So the fact that women presently make up a majority of the field certainly contributes to the relatively low full-time employment rate among psychologists.
But this is not the full story.
Separate comparisons reveal that the full-time employment rate is lower in psychology than in other sciences for both women and men. Furthermore, as shown in Figure 3, full-time employment has actually declined more rapidly over the past 20 years for male psychologists than for female psychologists.
Figure 3: Full-time Employment Rate for Male (Left) and Female (Right) PhD Recipients in Psychology vs. All Fields of Science (1997 – 2013).
Note: Data from 1993, 1997, and 2008 were unavailable from NSF, so these data points are omitted.
Among women, the gap in full-time employment between psychology and other sciences increased by a factor of 1.5 over the past 16 years, growing from a difference of 7.97 percentage points in 1997 to a difference of 12.22 percentage points in 2013.
Meanwhile among men, this gap nearly quadrupled over the past 16 years, growing from a difference of only 2.58 percentage points in 1997 to a difference of 9.83 percentage points in 2013.
So what can be done to improve employment outcomes for doctoral level psychologists?
Obviously before anyone can propose a definitive solution, more research will be required to answer a lot of remaining questions. For one thing, we don’t know the reasons why many doctoral level psychologists opt for part-time work. Do most choose to do so voluntarily or by necessity? Furthermore, psychology is an incredibly diverse field. Is full-time employment on the decline in all sub-fields (e.g., clinical psychology, cognitive psychology, developmental psychology, etc.), or only in some?
But in the meantime, there are a couple of matters we should consider more closely.
First, we shouldn’t delude ourselves us into thinking there’s no problem simply because part of the explanation for the low full-time employment rate among psychologists is the large percentage of women in the field. Given that they comprise a majority of the field, women’s employment problems are psychology’s employment problems. As such, psychologists should be at the forefront of advocating for necessary and long overdue changes to American work culture – changes such as those highlighted recently in the New York Times by Anne-Marie Slaughter, president of New America and author of the forthcoming book, “Unfinished Business: Women Men Work Family.”

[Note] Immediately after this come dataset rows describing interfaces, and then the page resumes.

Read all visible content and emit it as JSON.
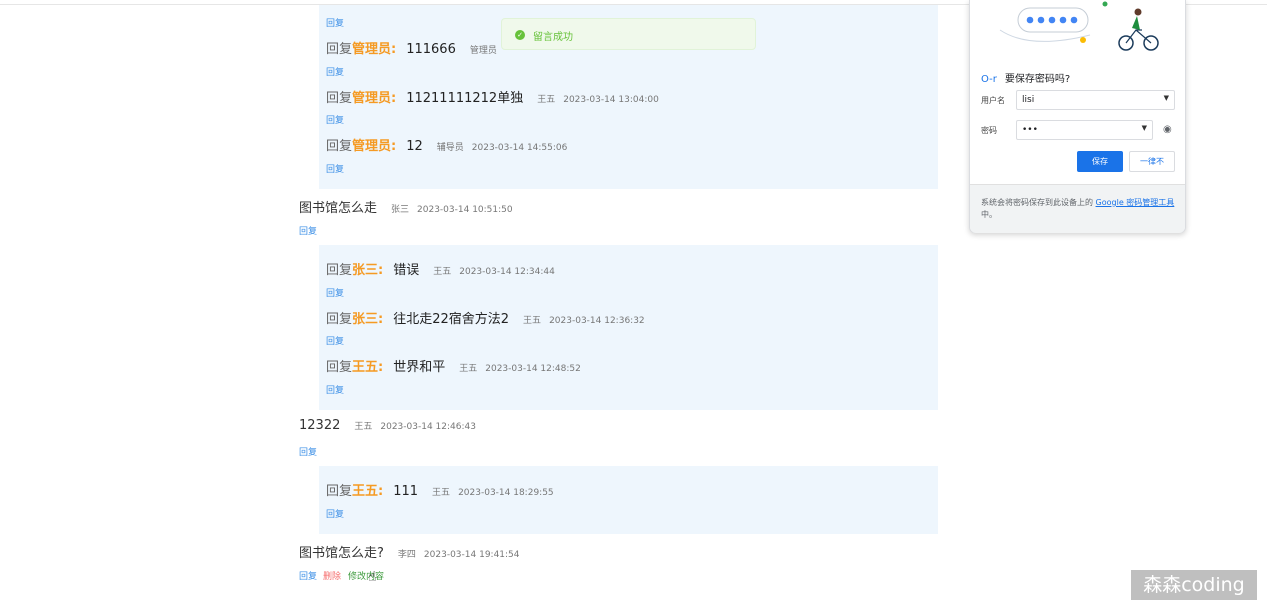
{
  "toast": {
    "icon": "check-circle-icon",
    "text": "留言成功"
  },
  "labels": {
    "reply": "回复",
    "delete": "删除",
    "edit": "修改内容",
    "reply_prefix": "回复"
  },
  "thread1_replies": [
    {
      "target": "管理员:",
      "content": "111666",
      "user": "管理员",
      "time": ""
    },
    {
      "target": "管理员:",
      "content": "11211111212单独",
      "user": "王五",
      "time": "2023-03-14 13:04:00"
    },
    {
      "target": "管理员:",
      "content": "12",
      "user": "辅导员",
      "time": "2023-03-14 14:55:06"
    }
  ],
  "message2": {
    "content": "图书馆怎么走",
    "user": "张三",
    "time": "2023-03-14 10:51:50"
  },
  "thread2_replies": [
    {
      "target": "张三:",
      "content": "错误",
      "user": "王五",
      "time": "2023-03-14 12:34:44"
    },
    {
      "target": "张三:",
      "content": "往北走22宿舍方法2",
      "user": "王五",
      "time": "2023-03-14 12:36:32"
    },
    {
      "target": "王五:",
      "content": "世界和平",
      "user": "王五",
      "time": "2023-03-14 12:48:52"
    }
  ],
  "message3": {
    "content": "12322",
    "user": "王五",
    "time": "2023-03-14 12:46:43"
  },
  "thread3_replies": [
    {
      "target": "王五:",
      "content": "111",
      "user": "王五",
      "time": "2023-03-14 18:29:55"
    }
  ],
  "message4": {
    "content": "图书馆怎么走?",
    "user": "李四",
    "time": "2023-03-14 19:41:54"
  },
  "password_popup": {
    "question": "要保存密码吗?",
    "username_label": "用户名",
    "username_value": "lisi",
    "password_label": "密码",
    "password_value": "•••",
    "save_button": "保存",
    "never_button": "一律不",
    "footer_text": "系统会将密码保存到此设备上的 ",
    "footer_link": "Google 密码管理工具",
    "footer_suffix": "中。",
    "accent_color": "#1a73e8"
  },
  "watermark": "森森coding"
}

Second, there’s an argument to be made that there are just too many people with PhD’s in psychology, as in other fields. Indeed, the rate at which people enter the job market in psychology vastly outpaces the rate at which people leave the job market.

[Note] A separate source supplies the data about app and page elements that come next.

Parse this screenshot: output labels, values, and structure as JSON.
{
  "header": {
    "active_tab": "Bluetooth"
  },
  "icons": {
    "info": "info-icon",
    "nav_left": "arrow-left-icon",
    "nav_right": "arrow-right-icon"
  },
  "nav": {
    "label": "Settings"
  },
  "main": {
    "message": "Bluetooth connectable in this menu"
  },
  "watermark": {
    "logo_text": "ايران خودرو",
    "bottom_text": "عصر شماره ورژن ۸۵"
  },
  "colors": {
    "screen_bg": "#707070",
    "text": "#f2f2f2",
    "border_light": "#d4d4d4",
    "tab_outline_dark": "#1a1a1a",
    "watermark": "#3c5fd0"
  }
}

Figure 4 below shows a comparison between the number of new PhD’s in psychology each year and the number of doctoral level psychologists who retire each year.
Figure 4: Number of New PhD’s in Psychology Each Year vs. Annual Retirement Rate (1995 – 2013).

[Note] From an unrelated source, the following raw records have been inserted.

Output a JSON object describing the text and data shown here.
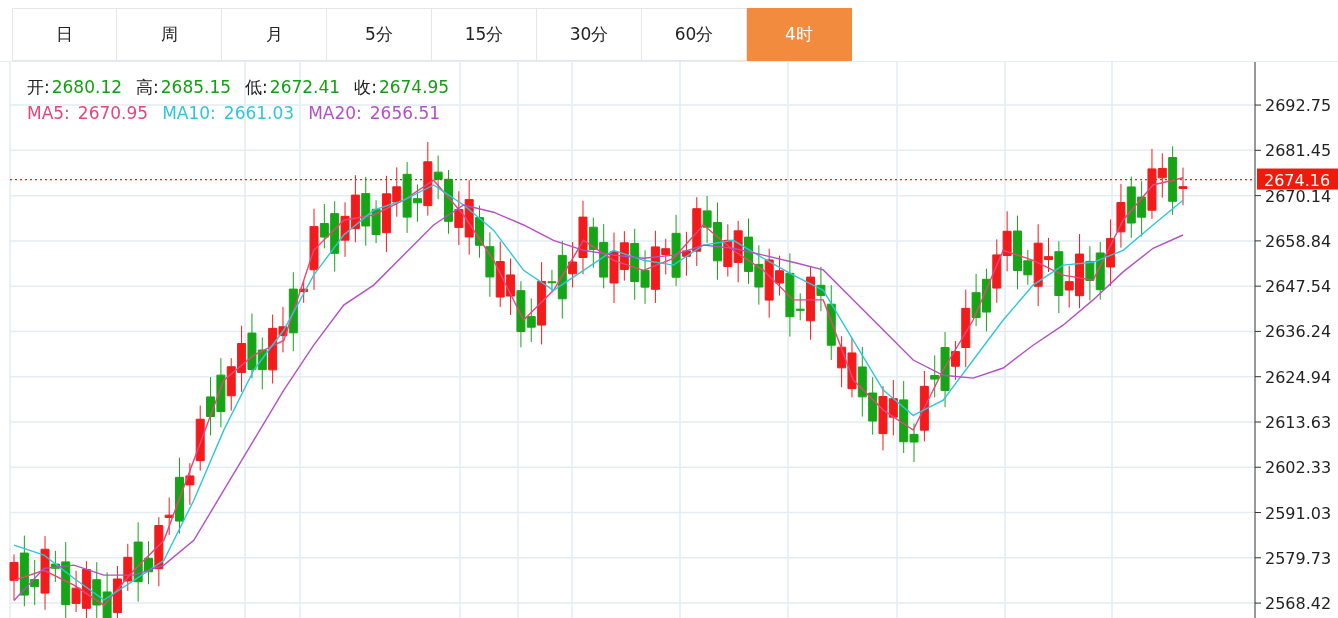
{
  "tabs": [
    {
      "label": "日",
      "selected": false
    },
    {
      "label": "周",
      "selected": false
    },
    {
      "label": "月",
      "selected": false
    },
    {
      "label": "5分",
      "selected": false
    },
    {
      "label": "15分",
      "selected": false
    },
    {
      "label": "30分",
      "selected": false
    },
    {
      "label": "60分",
      "selected": false
    },
    {
      "label": "4时",
      "selected": true
    }
  ],
  "chart": {
    "ohlc": [
      {
        "label": "开:",
        "value": "2680.12"
      },
      {
        "label": "高:",
        "value": "2685.15"
      },
      {
        "label": "低:",
        "value": "2672.41"
      },
      {
        "label": "收:",
        "value": "2674.95"
      }
    ],
    "ma_legend": [
      {
        "separator": ":",
        "value": "2670.95"
      },
      {
        "separator": ":",
        "value": "2661.03"
      },
      {
        "separator": ":",
        "value": "2656.51"
      }
    ],
    "chart_data": {
      "type": "line",
      "grid": true,
      "ylim": [
        2564.7,
        2703.5
      ],
      "yticks": [
        {
          "value": 2692.75,
          "label": "2692.75"
        },
        {
          "value": 2681.45,
          "label": "2681.45"
        },
        {
          "value": 2670.14,
          "label": "2670.14"
        },
        {
          "value": 2658.84,
          "label": "2658.84"
        },
        {
          "value": 2647.54,
          "label": "2647.54"
        },
        {
          "value": 2636.24,
          "label": "2636.24"
        },
        {
          "value": 2624.94,
          "label": "2624.94"
        },
        {
          "value": 2613.63,
          "label": "2613.63"
        },
        {
          "value": 2602.33,
          "label": "2602.33"
        },
        {
          "value": 2591.03,
          "label": "2591.03"
        },
        {
          "value": 2579.73,
          "label": "2579.73"
        },
        {
          "value": 2568.42,
          "label": "2568.42"
        }
      ],
      "series": [
        {
          "name": "MA5",
          "color": "#e8457a",
          "values": [
            2574.1,
            2576.6,
            2572.9,
            2567.9,
            2576.6,
            2584.1,
            2604.1,
            2624.1,
            2630.3,
            2634.0,
            2656.5,
            2664.0,
            2665.3,
            2669.0,
            2674.0,
            2665.3,
            2654.0,
            2639.1,
            2646.5,
            2659.0,
            2654.0,
            2651.5,
            2654.5,
            2662.8,
            2656.5,
            2651.5,
            2644.1,
            2644.1,
            2624.1,
            2616.6,
            2611.6,
            2626.6,
            2639.1,
            2656.5,
            2654.0,
            2650.3,
            2649.0,
            2664.0,
            2672.8,
            2674.6
          ]
        },
        {
          "name": "MA10",
          "color": "#2ec7d9",
          "values": [
            2582.9,
            2580.4,
            2574.6,
            2569.2,
            2574.1,
            2579.1,
            2594.1,
            2611.6,
            2626.6,
            2636.6,
            2650.3,
            2660.3,
            2666.5,
            2669.0,
            2672.8,
            2667.8,
            2661.5,
            2651.5,
            2646.5,
            2651.5,
            2656.5,
            2654.0,
            2652.8,
            2657.8,
            2659.0,
            2654.5,
            2650.3,
            2646.5,
            2634.0,
            2621.6,
            2615.3,
            2619.1,
            2629.1,
            2639.1,
            2647.8,
            2652.8,
            2653.5,
            2656.5,
            2662.8,
            2669.0
          ]
        },
        {
          "name": "MA20",
          "color": "#b44fc6",
          "values": [
            2569.1,
            2577.1,
            2577.9,
            2575.4,
            2575.4,
            2577.9,
            2584.1,
            2596.6,
            2609.1,
            2621.6,
            2632.8,
            2642.8,
            2647.8,
            2655.3,
            2662.8,
            2667.8,
            2666.0,
            2662.8,
            2659.0,
            2656.5,
            2655.3,
            2654.5,
            2655.3,
            2657.8,
            2657.0,
            2655.3,
            2653.5,
            2651.6,
            2644.1,
            2636.6,
            2629.1,
            2625.3,
            2624.6,
            2627.1,
            2632.8,
            2637.8,
            2644.1,
            2651.1,
            2657.0,
            2660.3
          ]
        }
      ],
      "ref_lines": [
        {
          "axis": "y",
          "value": 2674.16,
          "label": "2674.16"
        }
      ]
    }
  }
}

From 1995 to 2013, over 65,000 new psychologists entered the job market with a PhD. Meanwhile, over the same period of time, only 11,200 psychologists left the job market by retiring.
These numbers suggest it’s time for some frank discussion about the sustainability of the current model for training graduate students in psychology. Are we churning out so many PhD’s each year that the job market is now over-saturated?
Of course, this question is not only relevant to psychology. Over the past several years, there has been a lot of attention focused on the dismal job market facing legal professionals, as well. Furthermore, several universities have recently attempted to address employment problems in the arts and humanities by scaling back the number of new PhD students they accept. Should graduate programs in psychology follow suit?
Although the idea to reduce the number of students in PhD programs is controversial and unpopular (particularly among university administrators and professors who depend on graduate students to conduct research), such action might turn out to be necessary given the increasingly competitive nature of today’s job market.
Brian Kurilla is a psychological scientist with a Ph.D. in cognitive psychology. You can follow Brian on Twitter @briankurilla